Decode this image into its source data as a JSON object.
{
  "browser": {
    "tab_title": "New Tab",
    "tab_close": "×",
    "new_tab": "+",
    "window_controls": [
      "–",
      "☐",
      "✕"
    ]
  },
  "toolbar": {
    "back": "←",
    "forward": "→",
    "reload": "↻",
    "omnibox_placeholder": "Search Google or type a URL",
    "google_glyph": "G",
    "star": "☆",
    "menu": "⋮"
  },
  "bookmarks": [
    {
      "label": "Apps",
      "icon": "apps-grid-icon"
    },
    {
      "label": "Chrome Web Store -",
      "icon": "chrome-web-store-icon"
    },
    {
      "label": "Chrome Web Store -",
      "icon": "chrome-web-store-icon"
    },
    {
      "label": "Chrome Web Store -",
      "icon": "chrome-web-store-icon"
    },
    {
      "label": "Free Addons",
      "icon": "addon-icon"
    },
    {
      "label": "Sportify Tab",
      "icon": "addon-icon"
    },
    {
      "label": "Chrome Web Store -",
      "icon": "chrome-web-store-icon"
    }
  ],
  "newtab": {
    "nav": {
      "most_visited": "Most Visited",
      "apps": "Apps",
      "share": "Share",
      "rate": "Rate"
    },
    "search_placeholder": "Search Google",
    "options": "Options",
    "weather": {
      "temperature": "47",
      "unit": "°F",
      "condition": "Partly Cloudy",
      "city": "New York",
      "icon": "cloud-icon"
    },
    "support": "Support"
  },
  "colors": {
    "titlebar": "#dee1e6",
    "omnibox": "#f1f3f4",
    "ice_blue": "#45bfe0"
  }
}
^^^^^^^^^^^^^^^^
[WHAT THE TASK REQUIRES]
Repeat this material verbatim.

[EXERCISE SOLUTION]
Decode this image into its source data as a JSON object.
{
  "browser": {
    "tab_title": "New Tab",
    "tab_close": "×",
    "new_tab": "+",
    "window_controls": [
      "–",
      "☐",
      "✕"
    ]
  },
  "toolbar": {
    "back": "←",
    "forward": "→",
    "reload": "↻",
    "omnibox_placeholder": "Search Google or type a URL",
    "google_glyph": "G",
    "star": "☆",
    "menu": "⋮"
  },
  "bookmarks": [
    {
      "label": "Apps",
      "icon": "apps-grid-icon"
    },
    {
      "label": "Chrome Web Store -",
      "icon": "chrome-web-store-icon"
    },
    {
      "label": "Chrome Web Store -",
      "icon": "chrome-web-store-icon"
    },
    {
      "label": "Chrome Web Store -",
      "icon": "chrome-web-store-icon"
    },
    {
      "label": "Free Addons",
      "icon": "addon-icon"
    },
    {
      "label": "Sportify Tab",
      "icon": "addon-icon"
    },
    {
      "label": "Chrome Web Store -",
      "icon": "chrome-web-store-icon"
    }
  ],
  "newtab": {
    "nav": {
      "most_visited": "Most Visited",
      "apps": "Apps",
      "share": "Share",
      "rate": "Rate"
    },
    "search_placeholder": "Search Google",
    "options": "Options",
    "weather": {
      "temperature": "47",
      "unit": "°F",
      "condition": "Partly Cloudy",
      "city": "New York",
      "icon": "cloud-icon"
    },
    "support": "Support"
  },
  "colors": {
    "titlebar": "#dee1e6",
    "omnibox": "#f1f3f4",
    "ice_blue": "#45bfe0"
  }
}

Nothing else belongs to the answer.